- **About this exercise**
Only the number is wanted: how many lines of the data contain "screenshot"?

- **Extracted entries**
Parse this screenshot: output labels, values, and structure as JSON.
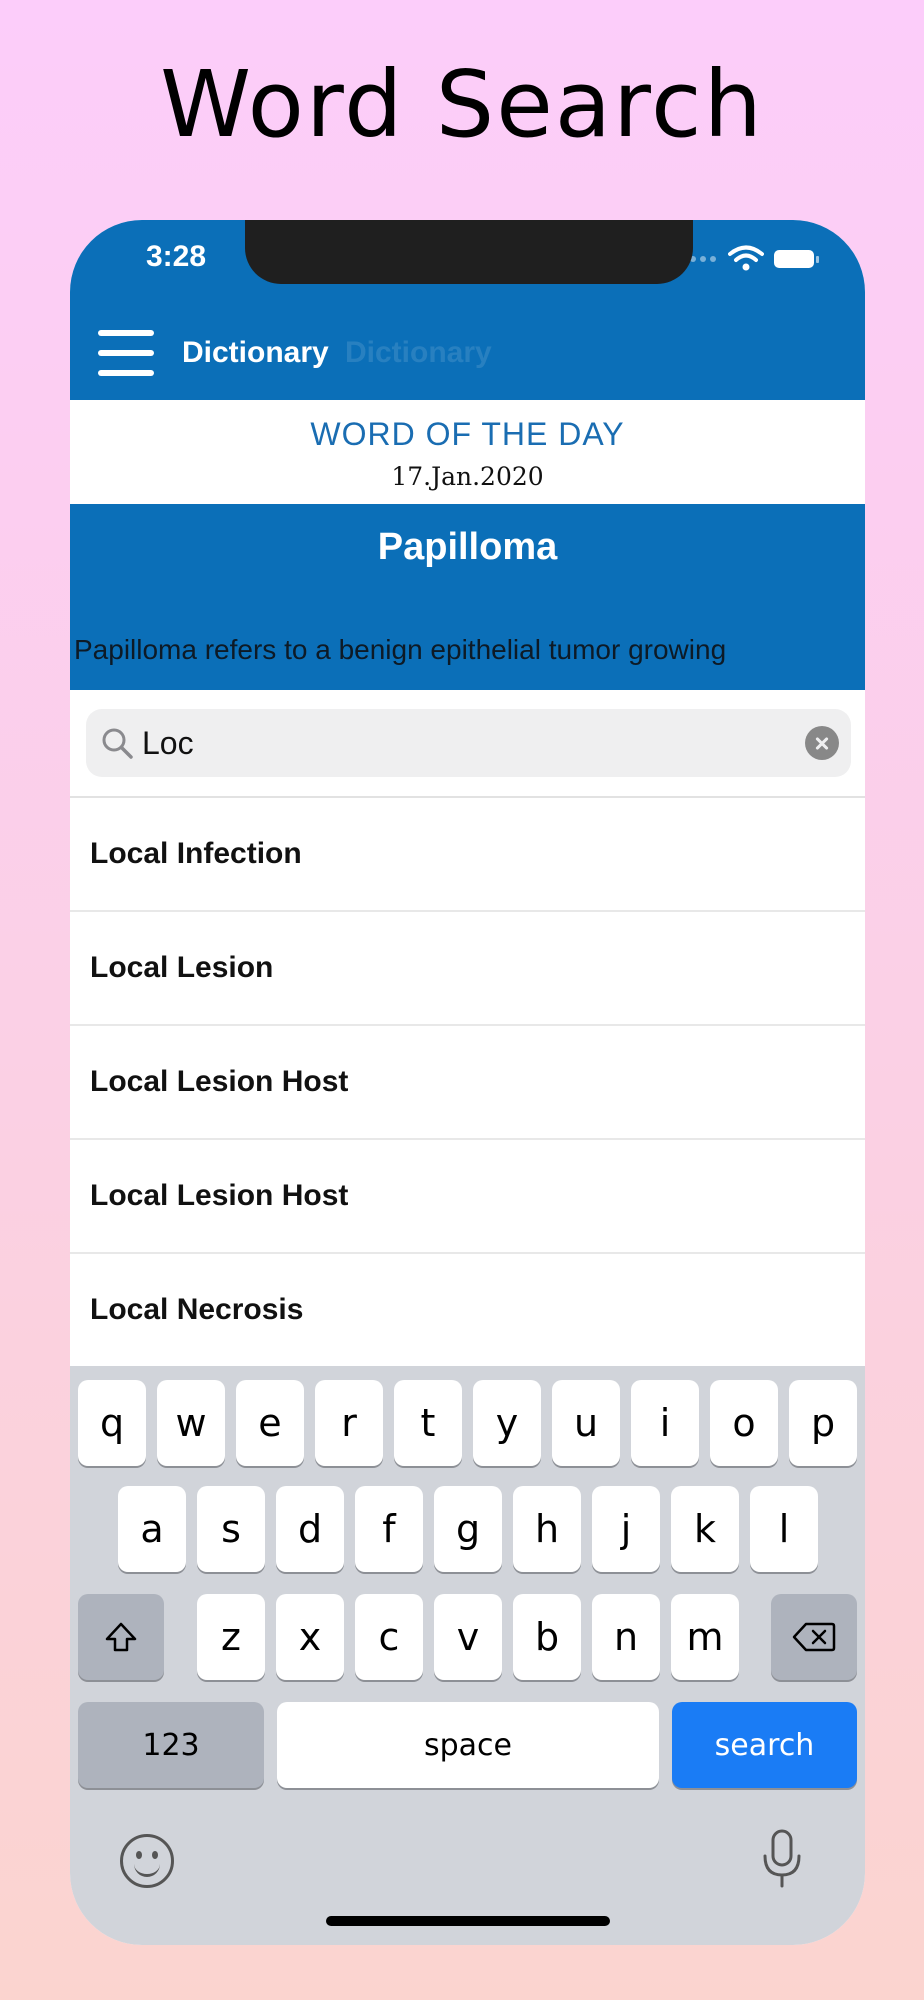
{
  "promo": {
    "title": "Word Search"
  },
  "status_bar": {
    "time": "3:28"
  },
  "header": {
    "title": "Dictionary",
    "title_ghost": "Dictionary"
  },
  "word_of_the_day": {
    "heading": "WORD OF THE DAY",
    "date": "17.Jan.2020",
    "word": "Papilloma",
    "definition": "Papilloma refers to a benign epithelial tumor growing"
  },
  "search": {
    "value": "Loc",
    "placeholder": ""
  },
  "results": [
    "Local Infection",
    "Local Lesion",
    "Local Lesion Host",
    "Local Lesion Host",
    "Local Necrosis"
  ],
  "keyboard": {
    "row1": [
      "q",
      "w",
      "e",
      "r",
      "t",
      "y",
      "u",
      "i",
      "o",
      "p"
    ],
    "row2": [
      "a",
      "s",
      "d",
      "f",
      "g",
      "h",
      "j",
      "k",
      "l"
    ],
    "row3": [
      "z",
      "x",
      "c",
      "v",
      "b",
      "n",
      "m"
    ],
    "num_label": "123",
    "space_label": "space",
    "search_label": "search",
    "shift_icon": "shift-icon",
    "delete_icon": "backspace-icon"
  },
  "colors": {
    "header_blue": "#0b6fb8",
    "heading_blue": "#1a6db2",
    "search_key_blue": "#1a7cf5"
  }
}
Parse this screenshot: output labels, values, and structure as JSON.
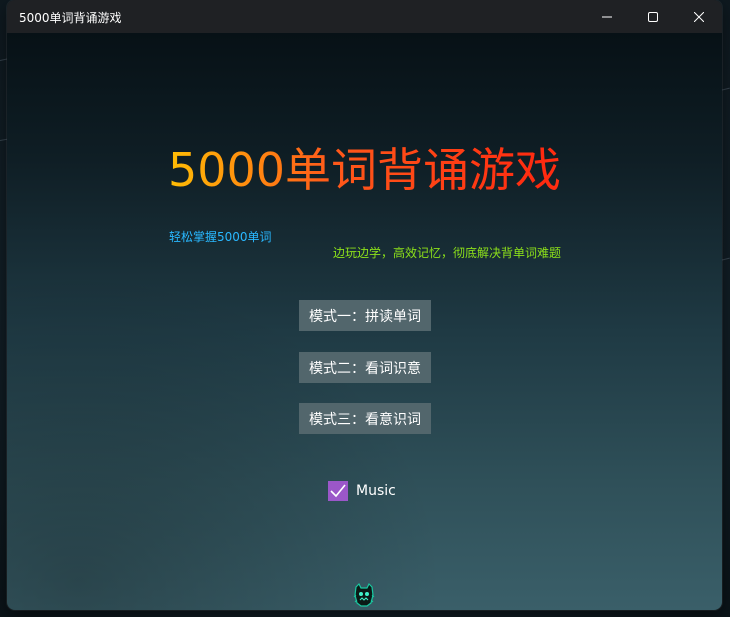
{
  "window": {
    "title": "5000单词背诵游戏",
    "controls": {
      "minimize_icon": "minimize-icon",
      "maximize_icon": "maximize-icon",
      "close_icon": "close-icon"
    }
  },
  "main": {
    "title": "5000单词背诵游戏",
    "tagline_left": "轻松掌握5000单词",
    "tagline_right": "边玩边学，高效记忆，彻底解决背单词难题",
    "modes": [
      {
        "label": "模式一：拼读单词"
      },
      {
        "label": "模式二：看词识意"
      },
      {
        "label": "模式三：看意识词"
      }
    ],
    "music": {
      "label": "Music",
      "checked": true
    },
    "footer_icon": "monster-icon"
  },
  "colors": {
    "title_gradient": [
      "#ff8a00",
      "#ffd200",
      "#ff5a1a",
      "#ff2a10"
    ],
    "tagline_left": "#29b8ff",
    "tagline_right": "#8ce01a",
    "button_bg": "#52666c",
    "checkbox": "#9b57c9",
    "titlebar": "#1f2124"
  }
}
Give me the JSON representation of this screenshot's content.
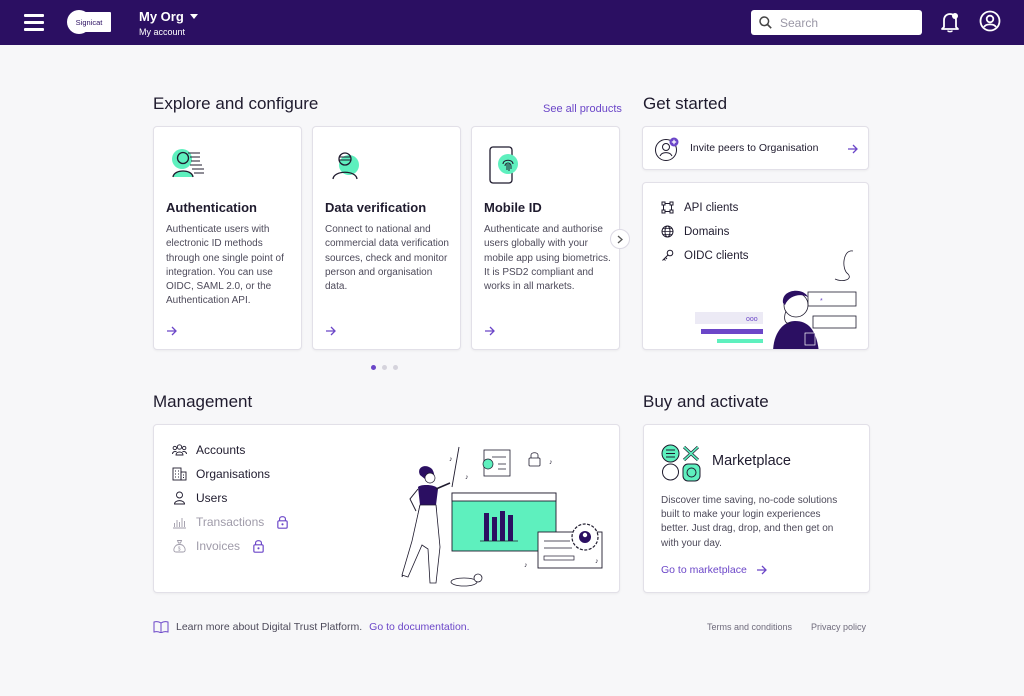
{
  "header": {
    "logo_text": "Signicat",
    "org_name": "My Org",
    "org_sub": "My account",
    "search_placeholder": "Search"
  },
  "explore": {
    "title": "Explore and configure",
    "see_all": "See all products",
    "products": [
      {
        "title": "Authentication",
        "desc": "Authenticate users with electronic ID methods through one single point of integration. You can use OIDC, SAML 2.0, or the Authentication API."
      },
      {
        "title": "Data verification",
        "desc": "Connect to national and commercial data verification sources, check and monitor person and organisation data."
      },
      {
        "title": "Mobile ID",
        "desc": "Authenticate and authorise users globally with your mobile app using biometrics. It is PSD2 compliant and works in all markets."
      }
    ],
    "active_dot": 1,
    "dot_count": 3
  },
  "get_started": {
    "title": "Get started",
    "invite_label": "Invite peers to Organisation",
    "links": [
      "API clients",
      "Domains",
      "OIDC clients"
    ]
  },
  "management": {
    "title": "Management",
    "items": [
      {
        "label": "Accounts",
        "enabled": true
      },
      {
        "label": "Organisations",
        "enabled": true
      },
      {
        "label": "Users",
        "enabled": true
      },
      {
        "label": "Transactions",
        "enabled": false
      },
      {
        "label": "Invoices",
        "enabled": false
      }
    ]
  },
  "buy": {
    "title": "Buy and activate",
    "card_title": "Marketplace",
    "desc": "Discover time saving, no-code solutions built to make your login experiences better. Just drag, drop, and then get on with your day.",
    "link": "Go to marketplace"
  },
  "footer": {
    "learn_text": "Learn more about Digital Trust Platform.",
    "doc_link": "Go to documentation.",
    "terms": "Terms and conditions",
    "privacy": "Privacy policy"
  },
  "colors": {
    "header_bg": "#2b0f62",
    "accent": "#6b46c8",
    "mint": "#5ef0be"
  }
}
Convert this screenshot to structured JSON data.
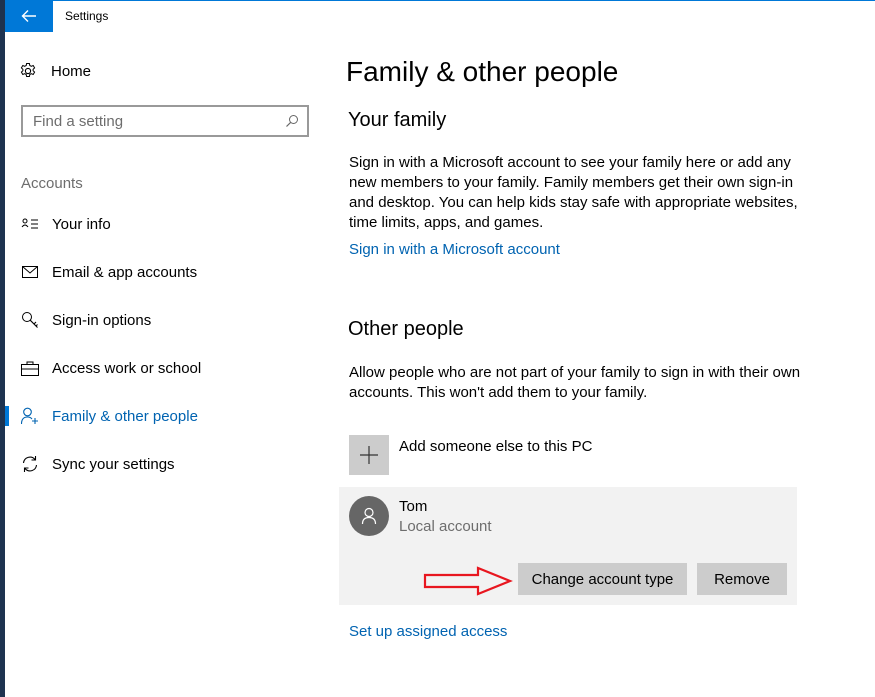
{
  "window": {
    "title": "Settings"
  },
  "sidebar": {
    "home_label": "Home",
    "search_placeholder": "Find a setting",
    "section_label": "Accounts",
    "items": [
      {
        "label": "Your info",
        "icon": "contact-card-icon"
      },
      {
        "label": "Email & app accounts",
        "icon": "mail-icon"
      },
      {
        "label": "Sign-in options",
        "icon": "key-icon"
      },
      {
        "label": "Access work or school",
        "icon": "briefcase-icon"
      },
      {
        "label": "Family & other people",
        "icon": "add-person-icon",
        "active": true
      },
      {
        "label": "Sync your settings",
        "icon": "sync-icon"
      }
    ]
  },
  "main": {
    "title": "Family & other people",
    "family": {
      "heading": "Your family",
      "description": "Sign in with a Microsoft account to see your family here or add any new members to your family. Family members get their own sign-in and desktop. You can help kids stay safe with appropriate websites, time limits, apps, and games.",
      "link": "Sign in with a Microsoft account"
    },
    "other": {
      "heading": "Other people",
      "description": "Allow people who are not part of your family to sign in with their own accounts. This won't add them to your family.",
      "add_label": "Add someone else to this PC",
      "user": {
        "name": "Tom",
        "type": "Local account",
        "change_button": "Change account type",
        "remove_button": "Remove"
      }
    },
    "assigned_access_link": "Set up assigned access"
  },
  "colors": {
    "accent": "#0078d7",
    "link": "#0063b1",
    "annotation": "#e8161f"
  }
}
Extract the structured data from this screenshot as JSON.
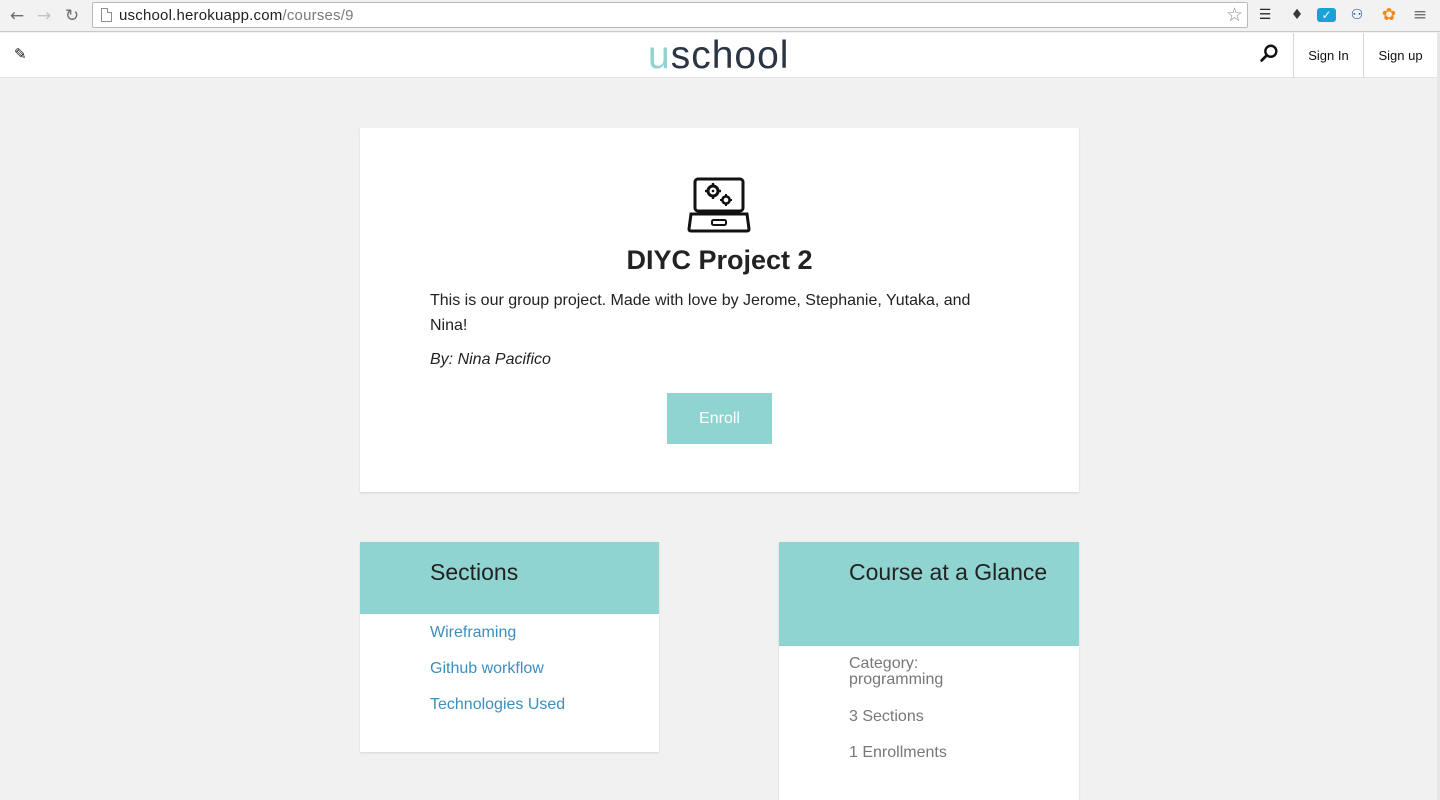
{
  "browser": {
    "url_host": "uschool.herokuapp.com",
    "url_path": "/courses/9"
  },
  "header": {
    "logo_u": "u",
    "logo_rest": "school",
    "sign_in": "Sign In",
    "sign_up": "Sign up"
  },
  "course": {
    "title": "DIYC Project 2",
    "description": "This is our group project. Made with love by Jerome, Stephanie, Yutaka, and Nina!",
    "author": "By: Nina Pacifico",
    "enroll_label": "Enroll"
  },
  "sections": {
    "heading": "Sections",
    "items": [
      "Wireframing",
      "Github workflow",
      "Technologies Used"
    ]
  },
  "glance": {
    "heading": "Course at a Glance",
    "category": "Category: programming",
    "sections_count": "3 Sections",
    "enrollments": "1 Enrollments"
  },
  "colors": {
    "accent": "#8fd4d0",
    "link": "#3d8ebc",
    "page_bg": "#f1f1f1",
    "logo_dark": "#2b3544"
  },
  "icons": {
    "back": "arrow-left-icon",
    "forward": "arrow-right-icon",
    "reload": "reload-icon",
    "bookmark": "star-icon",
    "edit": "pencil-icon",
    "search": "search-icon",
    "course": "laptop-gears-icon",
    "menu": "hamburger-menu-icon"
  }
}
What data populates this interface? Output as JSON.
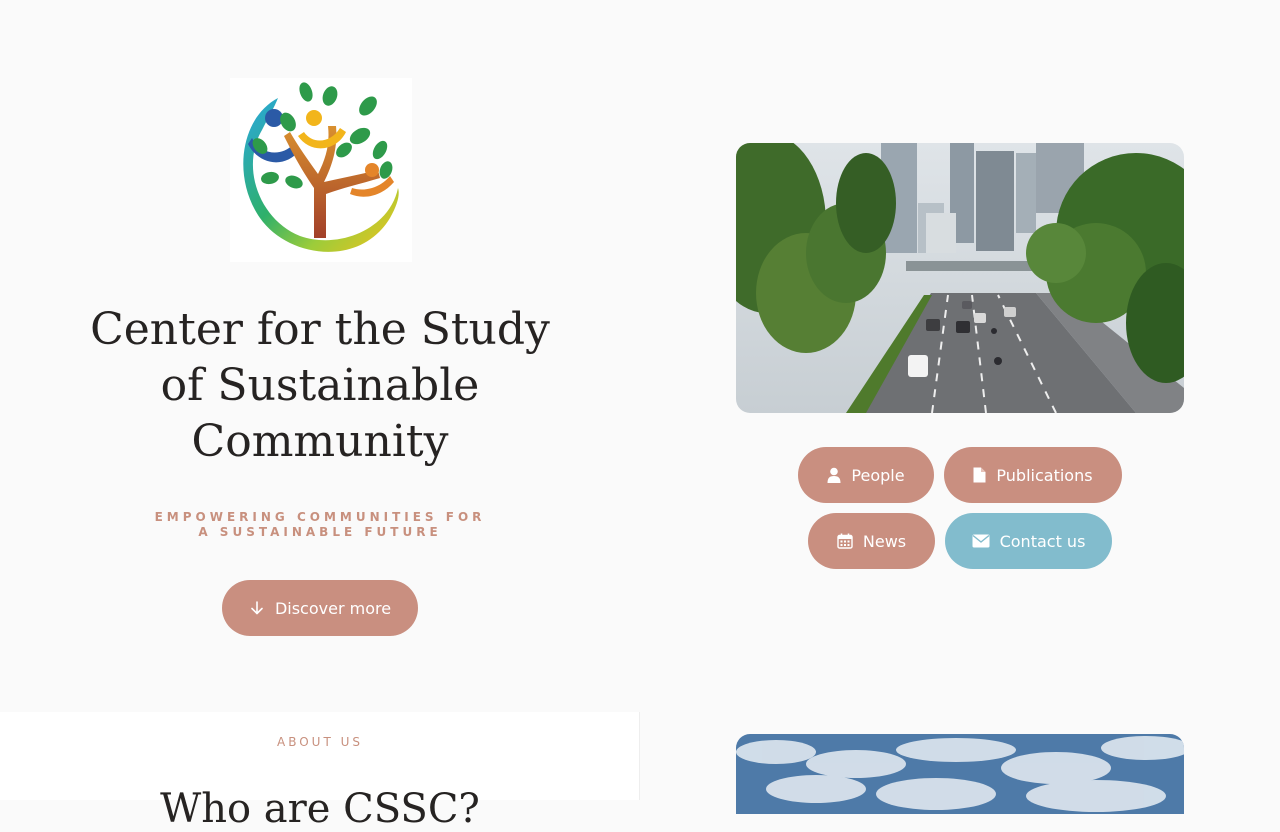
{
  "hero": {
    "title": "Center for the Study of Sustainable Community",
    "tagline": "EMPOWERING COMMUNITIES FOR A SUSTAINABLE FUTURE",
    "discover_label": "Discover more"
  },
  "nav_buttons": {
    "people": "People",
    "publications": "Publications",
    "news": "News",
    "contact": "Contact us"
  },
  "about": {
    "label": "ABOUT US",
    "heading": "Who are CSSC?"
  },
  "colors": {
    "accent": "#c98f80",
    "accent_text": "#c8907e",
    "contact": "#82bccd",
    "background": "#fafafa"
  },
  "icons": {
    "discover": "arrow-down-icon",
    "people": "user-icon",
    "publications": "document-icon",
    "news": "calendar-icon",
    "contact": "envelope-icon"
  }
}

- **Your solution**
5